It’s a showcase of performances including poetry, dance, burlesque, song and visual art by and for people under the bi- and pansexual umbrella. Being bisexual myself, I wanted to know what it meant to other people to be bisexual. Settling into my seat, I knew I wouldn’t be disappointed.
Buddies is an accessible space, with ramps that lead to the main doors of the box office and one leading into the Cabaret Space. Accessibility didn’t stop there. The tickets were available on a sliding scale for students, arts workers and underemployed folk. It was also encouraged to go scent free for anyone with chemical sensitivities. As I went to the lower floor washrooms, I noticed the signs were just photos of people who didn’t appear gendered at all.
Hung on the stair railing to the second floor of the Cabaret Space was a framed painting of a zombie. The room bustled noisily as people grabbed their drinks at the bar and caught up with friends. Sitting there quietly by myself, I still felt a warm feeling of community.
The lights dimmed and the host Franny McCabe-Bennett took the stage. Probably the only complaint I had for the entire evening was the repeated mention of “allies” in the introduction. Remembering this was for Pride, I shrugged it off and that feeling was soon replaced with warm surprise when they acknowledged the traditional land among their thank yous.
The informal nature of the venue did not overshadow the quality of the performances. Each one was thoughtful: some were humorous, while others had me holding back tears, like when Olive-or-Oliver sang: “You did a hard thing and I’m proud of you.” During intermission I watched them get approached by a man who sat in front of me, who brought them to his companion. This older woman, whom I’d seen dabbing her eyes through the song, just stood up and hugged them. I understood. I felt validated and whole.
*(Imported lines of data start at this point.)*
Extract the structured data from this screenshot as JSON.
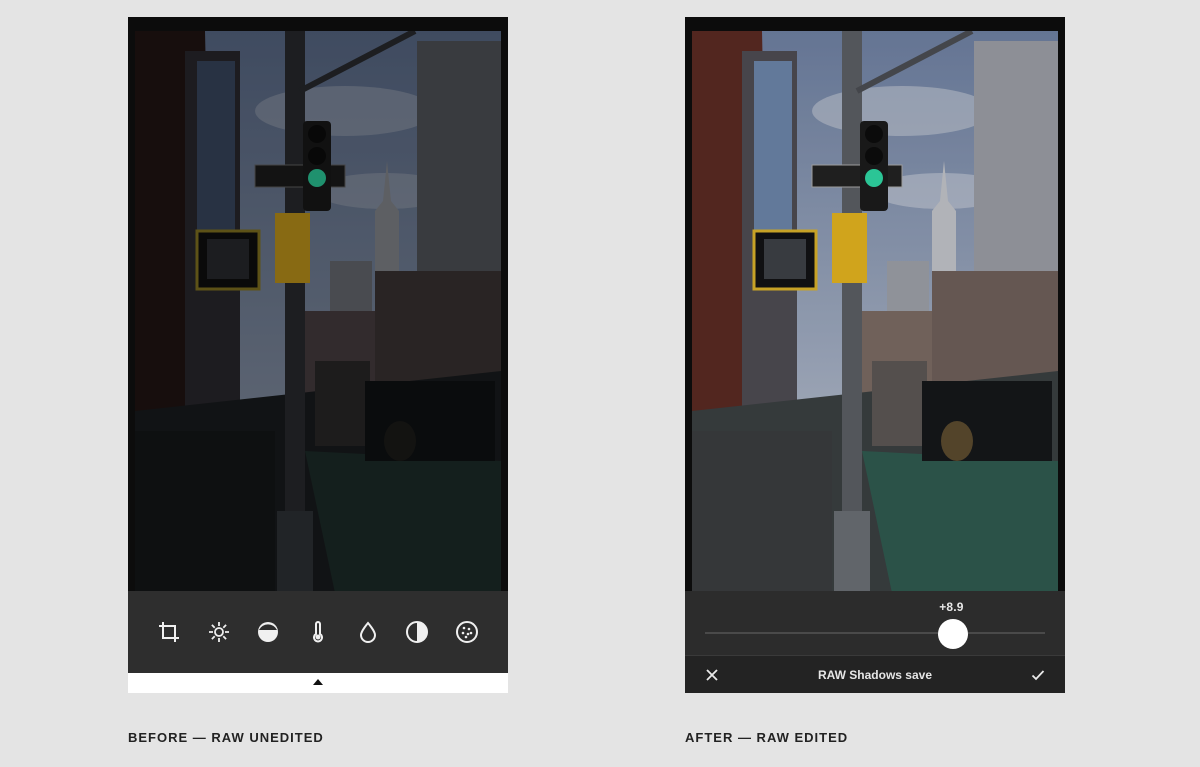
{
  "before": {
    "caption": "BEFORE — RAW UNEDITED",
    "tools": [
      {
        "icon": "crop-icon"
      },
      {
        "icon": "exposure-sun-icon"
      },
      {
        "icon": "shadows-half-circle-icon"
      },
      {
        "icon": "temperature-thermometer-icon"
      },
      {
        "icon": "saturation-drop-icon"
      },
      {
        "icon": "contrast-icon"
      },
      {
        "icon": "grain-icon"
      }
    ]
  },
  "after": {
    "caption": "AFTER — RAW EDITED",
    "slider": {
      "value_label": "+8.9",
      "position_fraction": 0.73
    },
    "tool_name": "RAW Shadows save",
    "cancel_icon": "close-icon",
    "confirm_icon": "checkmark-icon"
  },
  "colors": {
    "background": "#e4e4e4",
    "phone_frame": "#0c0c0c",
    "toolbar": "#2e2e2e",
    "signal_green": "#2fd6a3",
    "signal_yellow": "#e2b21f"
  }
}
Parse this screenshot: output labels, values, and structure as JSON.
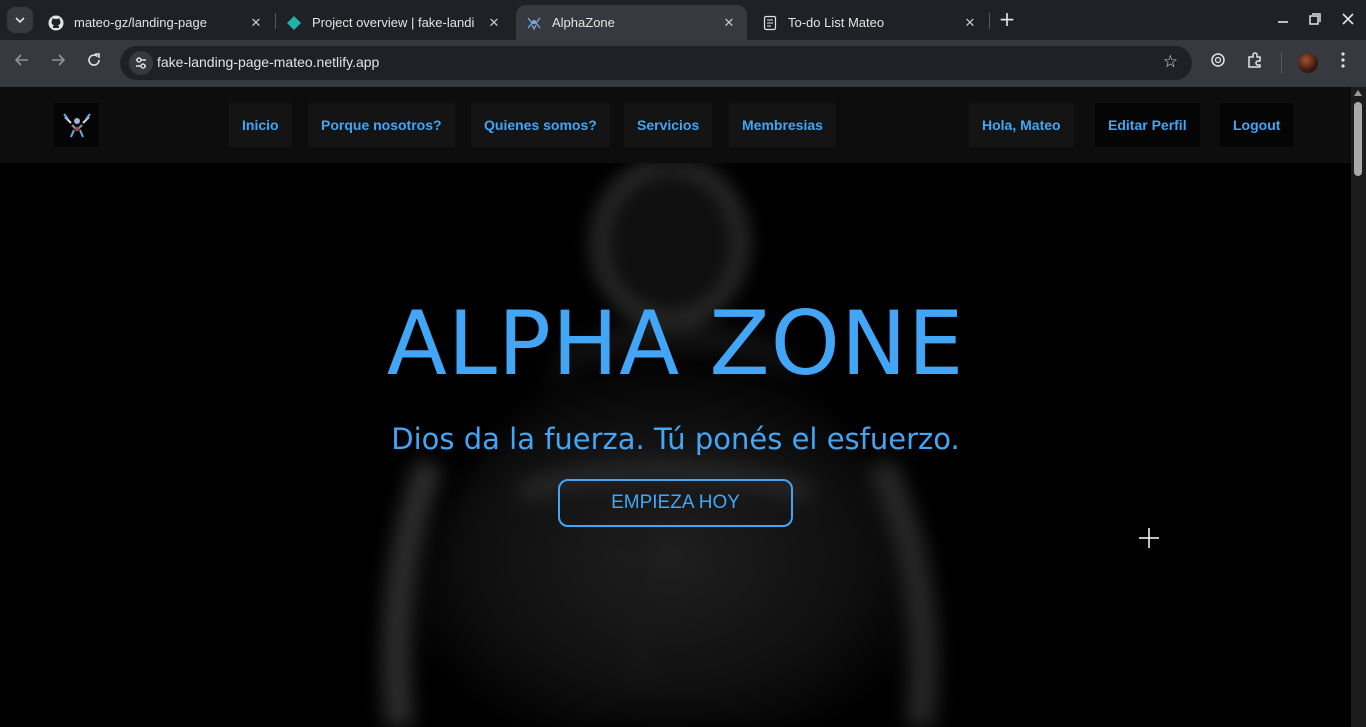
{
  "browser": {
    "tabs": [
      {
        "title": "mateo-gz/landing-page",
        "favicon": "github-icon",
        "active": false
      },
      {
        "title": "Project overview | fake-landi",
        "favicon": "netlify-icon",
        "active": false
      },
      {
        "title": "AlphaZone",
        "favicon": "alphazone-icon",
        "active": true
      },
      {
        "title": "To-do List Mateo",
        "favicon": "document-icon",
        "active": false
      }
    ],
    "url": "fake-landing-page-mateo.netlify.app"
  },
  "site": {
    "nav": {
      "links": [
        "Inicio",
        "Porque nosotros?",
        "Quienes somos?",
        "Servicios",
        "Membresias"
      ],
      "greeting": "Hola, Mateo",
      "edit_profile": "Editar Perfil",
      "logout": "Logout"
    },
    "hero": {
      "title": "ALPHA ZONE",
      "subtitle": "Dios da la fuerza. Tú ponés el esfuerzo.",
      "cta": "EMPIEZA HOY"
    }
  },
  "colors": {
    "accent": "#42a5f5",
    "background": "#000000",
    "nav_background": "#0d0d0d"
  }
}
If tear-jerkers are too much for you, the heavier performances were broken up with lighter interpretations of the theme. Maddie Alexander performed what I considered a reverse strip to Shania Twain’s Man! I Feel Like a Woman. They strutted around on stage, recreating a dressing up montage, switching from a sequined bra to a fabulously feminine ensemble, only to disappear behind the curtain, emerge renewed in a sports bra, and shimmy into camouflage cargo pants and t-shirt. I cheered loudly, recognizing my own daily routine while straddling the lines of femininity and masculinity.
On top of great performances by both queer and straight ally performers, I have to applaud the diversity I saw: disabled, genderfluid and genderqueer, people of colour. It didn’t ignore the intersections of sexuality and other parts of identity. And it didn’t rely on tired stereotypes or ignoring bi- and pansexual men.
No matter what your sexual orientation, it didn’t matter, there was something to relate to. And it didn’t hurt to see babes like Kage Wolfe and Bianca Boom Boom strip down on stage too. I guess that’s why the production advises against being anyone under the age of fourteen.
Photo of Camila Diaz-Varela, Katie Sly, and Nathan Street by Greg Wong